Markets, though, upset the old ways of doing things, and I’m betting that they will keep on doing so for a long, long time. Long enough to beat down all of the old oppressions. Long enough to make scarcity a memory, and work, a whim. And long enough to take us to the stars, as if all the rest were not enough.

Notes

[1] Some will object that Banks was a socialist. And yet his Culture is not. A post-scarcity society hardly needs to concern itself with systems of distribution; its environment has been made so productive that distribution itself is nearly superfluous. Two mistakes are likely to arise here.

First, some may infer that because Banks was a socialist, his endgame must be a thing that we should not want. This though seems obviously false to me. What is the purpose, after all, of economic activity? It is to alleviate scarcity. What then is a post-scarcity society? It is a place where economic activity has made itself less and less necessary – where we have solved the problem of keeping body and soul together, not just for a day, or a week or a season, but for all time if we want it.

Second, some may worry that committing to this goal will commit me in turn to employing socialist methods in the real world. But I cannot see how these could be feasible. The only thing that seems to have gotten us incrementally closer to the Culture has been commerce. Let us have more and more comparative advantage, specialization, innovation, and gains from trade – until we wake up in the post-scarcity world. I don’t think there are any other ways to do it, and I believe that as long as we keep employing these ways, we will get there eventually.

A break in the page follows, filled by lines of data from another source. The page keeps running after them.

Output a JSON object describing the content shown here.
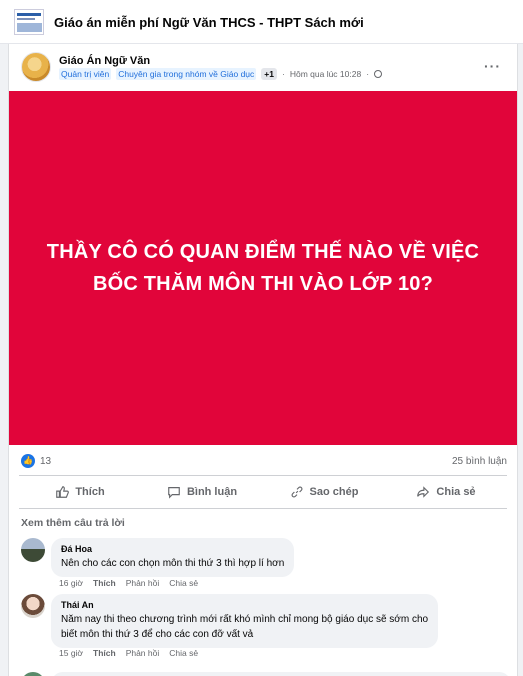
{
  "group": {
    "title": "Giáo án miễn phí Ngữ Văn THCS - THPT Sách mới"
  },
  "post": {
    "author": "Giáo Án Ngữ Văn",
    "badges": [
      "Quản trị viên",
      "Chuyên gia trong nhóm về Giáo dục"
    ],
    "extra_badges": "+1",
    "time": "Hôm qua lúc 10:28",
    "more": "···",
    "banner_lines": [
      "THẦY CÔ CÓ QUAN ĐIỂM THẾ NÀO VỀ VIỆC",
      "BỐC THĂM MÔN THI VÀO LỚP 10?"
    ],
    "banner_color": "#e1053a",
    "like_count": "13",
    "comment_count": "25 bình luận"
  },
  "actions": {
    "like": "Thích",
    "comment": "Bình luận",
    "copy": "Sao chép",
    "share": "Chia sẻ"
  },
  "comments_section": {
    "view_more": "Xem thêm câu trả lời",
    "items": [
      {
        "name": "Đá Hoa",
        "text_lines": [
          "Nên cho các con chọn môn thi thứ 3 thì hợp lí hơn"
        ],
        "time": "16 giờ",
        "like": "Thích",
        "reply": "Phản hồi",
        "share": "Chia sẻ"
      },
      {
        "name": "Thái An",
        "text_lines": [
          "Năm nay thi theo chương trình mới rất khó mình chỉ mong bộ giáo dục sẽ sớm cho",
          "biết môn thi thứ 3 để cho các con đỡ vất vả"
        ],
        "time": "15 giờ",
        "like": "Thích",
        "reply": "Phản hồi",
        "share": "Chia sẻ"
      }
    ]
  }
}
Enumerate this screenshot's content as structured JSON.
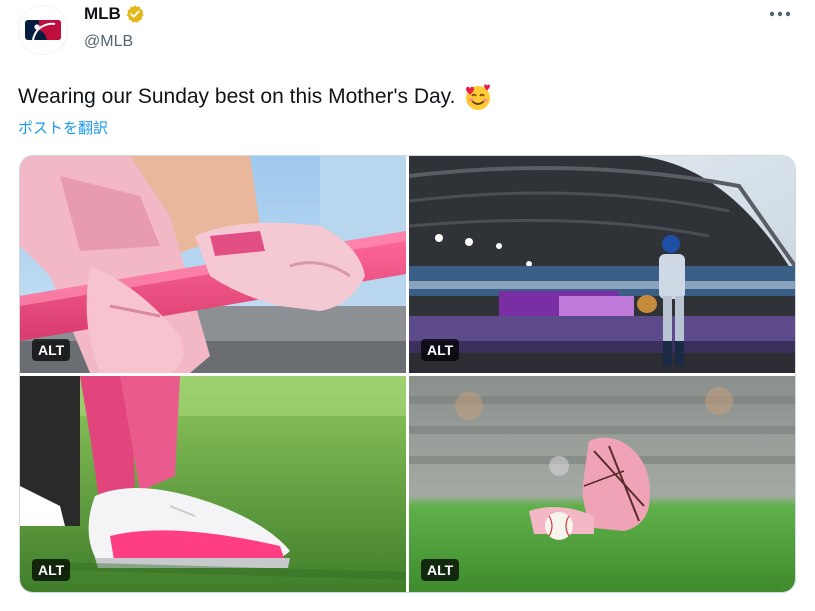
{
  "account": {
    "display_name": "MLB",
    "handle": "@MLB",
    "verified_icon": "verified-badge-icon",
    "brand_colors": {
      "blue": "#041e42",
      "red": "#bf0d3e"
    }
  },
  "tweet": {
    "text": "Wearing our Sunday best on this Mother's Day.",
    "emoji": "smiling-face-with-hearts",
    "translate_link": "ポストを翻訳"
  },
  "media": {
    "photos": [
      {
        "subject": "pink-batting-gloves-bat",
        "alt_label": "ALT"
      },
      {
        "subject": "player-in-stadium",
        "alt_label": "ALT"
      },
      {
        "subject": "pink-cleats-on-grass",
        "alt_label": "ALT"
      },
      {
        "subject": "pink-glove-and-ball-on-grass",
        "alt_label": "ALT"
      }
    ]
  },
  "colors": {
    "link": "#1d9bf0",
    "secondary_text": "#536471",
    "text": "#0f1419"
  }
}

[2] While we’re at it, traditional European society was always more or less anti-Semitic. I suspect this was in part because it identified Jews with commerce, and because it knew that commerce is the ultimate enemy of tradition. This leads us down many paths, though, and it should perhaps be saved for another time.